Speaking of All About Beer, have a look at Daniel Bradford's blog here, as he carries out a quest to become an expert on beer. Good stuff so far. And here I thought all you had to do to be an expert was post something on the internets.

Meanwhile I'm excited as all-get-out to be attending the Pre-ZBF event at the Alvinne brewery this Friday. A lot of incredibly interesting stuff on that list meant for tasting, as it were. (Yes, I swing both ways.) Just the same I was relieved when Glenn from Alvinne announced that Dutch brewer De Molen would be bringing along its Amerikaans, which appears to be an American-hopped, British-style bitter. The payoff is that it's only 4.5% alcohol. Very reasonable. As tasty and intriguing as the other beers are bound to be, there was only one other below 7%. Many are around 10-12+% range. It's a de facto extreme beer festival. Nothing wrong with that, but I'm glad De Molen is bringing an escape hatch. Hope it lasts.

Monday, March 2, 2009

Grilled Meat and Farmy Ale Near the French Border.

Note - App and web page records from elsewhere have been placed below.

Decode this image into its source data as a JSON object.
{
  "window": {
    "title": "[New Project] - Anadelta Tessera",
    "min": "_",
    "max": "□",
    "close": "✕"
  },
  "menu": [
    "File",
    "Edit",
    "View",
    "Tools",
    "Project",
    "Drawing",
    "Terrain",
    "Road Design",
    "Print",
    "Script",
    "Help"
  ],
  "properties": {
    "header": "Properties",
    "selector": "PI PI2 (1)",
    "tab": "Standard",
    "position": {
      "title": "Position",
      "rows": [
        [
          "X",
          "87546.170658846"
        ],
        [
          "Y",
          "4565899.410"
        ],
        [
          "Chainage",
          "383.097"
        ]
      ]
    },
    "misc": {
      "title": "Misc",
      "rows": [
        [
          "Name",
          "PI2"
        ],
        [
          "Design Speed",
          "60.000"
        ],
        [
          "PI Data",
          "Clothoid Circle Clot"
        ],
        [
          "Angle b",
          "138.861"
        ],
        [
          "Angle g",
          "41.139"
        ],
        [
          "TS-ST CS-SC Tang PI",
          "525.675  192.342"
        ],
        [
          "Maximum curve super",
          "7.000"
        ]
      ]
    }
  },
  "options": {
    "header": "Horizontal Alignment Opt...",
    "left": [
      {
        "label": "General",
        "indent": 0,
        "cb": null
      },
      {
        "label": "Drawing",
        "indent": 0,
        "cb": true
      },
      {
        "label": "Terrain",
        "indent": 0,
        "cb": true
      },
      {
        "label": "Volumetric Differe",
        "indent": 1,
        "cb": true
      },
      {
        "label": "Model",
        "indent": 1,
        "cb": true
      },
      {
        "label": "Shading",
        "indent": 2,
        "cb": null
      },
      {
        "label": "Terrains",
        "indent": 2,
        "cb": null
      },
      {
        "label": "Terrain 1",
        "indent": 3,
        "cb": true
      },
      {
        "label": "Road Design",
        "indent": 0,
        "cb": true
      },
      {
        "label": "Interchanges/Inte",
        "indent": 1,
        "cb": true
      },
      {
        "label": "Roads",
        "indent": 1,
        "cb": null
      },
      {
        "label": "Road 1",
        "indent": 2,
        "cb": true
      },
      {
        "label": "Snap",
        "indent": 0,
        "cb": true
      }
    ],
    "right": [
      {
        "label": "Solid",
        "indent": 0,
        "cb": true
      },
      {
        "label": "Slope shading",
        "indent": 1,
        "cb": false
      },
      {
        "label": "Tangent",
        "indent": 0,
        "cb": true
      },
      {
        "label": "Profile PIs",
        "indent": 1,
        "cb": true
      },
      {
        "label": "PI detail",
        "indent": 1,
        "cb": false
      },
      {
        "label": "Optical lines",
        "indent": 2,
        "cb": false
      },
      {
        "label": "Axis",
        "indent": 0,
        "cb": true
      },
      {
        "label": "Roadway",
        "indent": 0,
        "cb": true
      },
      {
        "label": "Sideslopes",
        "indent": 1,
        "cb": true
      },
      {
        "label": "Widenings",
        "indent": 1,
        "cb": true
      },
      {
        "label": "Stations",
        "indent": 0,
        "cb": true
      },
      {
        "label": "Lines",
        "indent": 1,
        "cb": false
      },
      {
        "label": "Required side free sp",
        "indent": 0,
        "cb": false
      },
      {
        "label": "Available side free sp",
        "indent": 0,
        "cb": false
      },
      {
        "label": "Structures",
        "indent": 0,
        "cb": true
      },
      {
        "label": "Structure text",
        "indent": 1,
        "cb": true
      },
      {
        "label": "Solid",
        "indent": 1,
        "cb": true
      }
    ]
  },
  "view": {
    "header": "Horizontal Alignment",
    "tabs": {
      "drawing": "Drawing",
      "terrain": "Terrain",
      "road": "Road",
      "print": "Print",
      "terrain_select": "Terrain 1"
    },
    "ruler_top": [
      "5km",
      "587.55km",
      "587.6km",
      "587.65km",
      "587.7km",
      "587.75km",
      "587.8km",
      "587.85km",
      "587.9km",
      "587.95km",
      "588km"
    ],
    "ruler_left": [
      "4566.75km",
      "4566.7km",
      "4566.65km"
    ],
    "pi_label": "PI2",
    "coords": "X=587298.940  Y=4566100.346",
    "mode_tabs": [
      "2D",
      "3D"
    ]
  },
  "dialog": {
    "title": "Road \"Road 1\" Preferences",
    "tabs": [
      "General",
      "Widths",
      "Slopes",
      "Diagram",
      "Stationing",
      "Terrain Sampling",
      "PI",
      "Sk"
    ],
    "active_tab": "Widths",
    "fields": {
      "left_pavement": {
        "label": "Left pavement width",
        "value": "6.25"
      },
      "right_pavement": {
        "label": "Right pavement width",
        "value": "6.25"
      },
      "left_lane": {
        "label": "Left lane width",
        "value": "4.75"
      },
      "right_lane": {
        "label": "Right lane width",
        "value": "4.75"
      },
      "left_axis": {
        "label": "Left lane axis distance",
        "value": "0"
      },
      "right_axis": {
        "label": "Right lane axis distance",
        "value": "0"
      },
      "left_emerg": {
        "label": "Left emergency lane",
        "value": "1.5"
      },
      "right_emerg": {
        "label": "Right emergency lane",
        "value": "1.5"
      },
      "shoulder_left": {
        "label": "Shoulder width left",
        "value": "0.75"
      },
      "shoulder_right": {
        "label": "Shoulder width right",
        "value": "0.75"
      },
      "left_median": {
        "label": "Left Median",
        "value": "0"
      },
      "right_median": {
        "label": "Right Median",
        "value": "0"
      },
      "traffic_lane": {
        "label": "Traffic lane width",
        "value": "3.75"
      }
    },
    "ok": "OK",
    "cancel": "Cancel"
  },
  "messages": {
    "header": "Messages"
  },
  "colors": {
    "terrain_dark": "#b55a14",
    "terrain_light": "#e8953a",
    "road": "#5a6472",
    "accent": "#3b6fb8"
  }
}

I've been working on a piece about visiting Belgium's great farmhouse breweries. Haven't sold it yet. (If you're a magazine editor, you should buy it. Drop me a line to find out more.) Meanwhile, the research was an excuse to do something we've been meaning to do for about two years: visit the Brasserie de Blaugies for lunch.

Specifically, we'd been hankering some chow on some flame-grilled meat at the Fourquet, the tavern run by the same folks who make the beer. We washed down a terrine of duck and some shrimp croquettes with the Darbyste, which is brewed with fig juice and is one of the driest fruit beers you'll ever find. My thick, juicy pork chop found a good buddy in the Saison d'Epautre, a grainy spelt-based beer that is one of Belgium's best saisons. But the Woman won the day with her grilled lardon. Imagine two obscenely thick slices of bacon and you've got the gist.

For Blaugies, it's not just a romantic gimmick to call it a farmhouse brewery. It's the fact of the matter. The farmhouse's small garage might hold two little Euro-cars, maybe, if there weren't a nanobrewery in it. To cart the beer across the road to the bottling barn, the family uses a former dairy tank attached to wheels stripped from an old French artillery gun.

Just like a family farm, everybody does a bit of everything. Ma and Pa – Marie-Noëlle Pourtois and Pierre-Alex Carlier – both brew and run the tavern, with Pierre-Alex often spotted working the grill. ("You see that workhorse on the label?" Pierre-Alex said. "That's me!") Sons Kevin and Cedric also brew and get help from a couple of "interns."

The address is Rue de la Frontiére 435, 7370 Blaugies. It's very near the French border and not much else. Bring your GPS, your thirst, and your appetite.

Sunday, March 1, 2009

A Little Something for Your Cantillon Fetish.

I had just walked through the doors of Cantillon with a few visitors when Yvan told me about the unique beer he was making with brewmaster Jean Van Roy. I believed Yvan because (1) I'm not always sure when he's telling a joke, and (2) Cantillon makes several special beers for people on contract.

Want a special dry-hopped cuvée to celebrate the birth of your daughter? OK. Want a special bottled lambic, to be sold only at your small little Northern European pub, steeped in your native country's precious dingleberries? Done.

That's why I took him seriously as he explained they were making a lambic for Japanese panty-hose fetishists, by special request. Naturally the fetishists requested that they be used panty hose, previously worn by the brewer's wife. Otherwise what's the point, right?

OK. Turns out the panty hose were not previously worn at all. But they do make a really handy sack for dry hopping. By deduction we can surmise this was either the Iris or the Cuvée des Champions. So next time you sip one of those, think about the particular method in which they were dry-hopped. And if that turns you on, just a little, well, you don't have to tell anyone.

To see other arcane techniques up close, consider hitting one of Cantillon's semiannual public brewing days. The next one is this Saturday, March 7. Get there early for free coffee and croissants.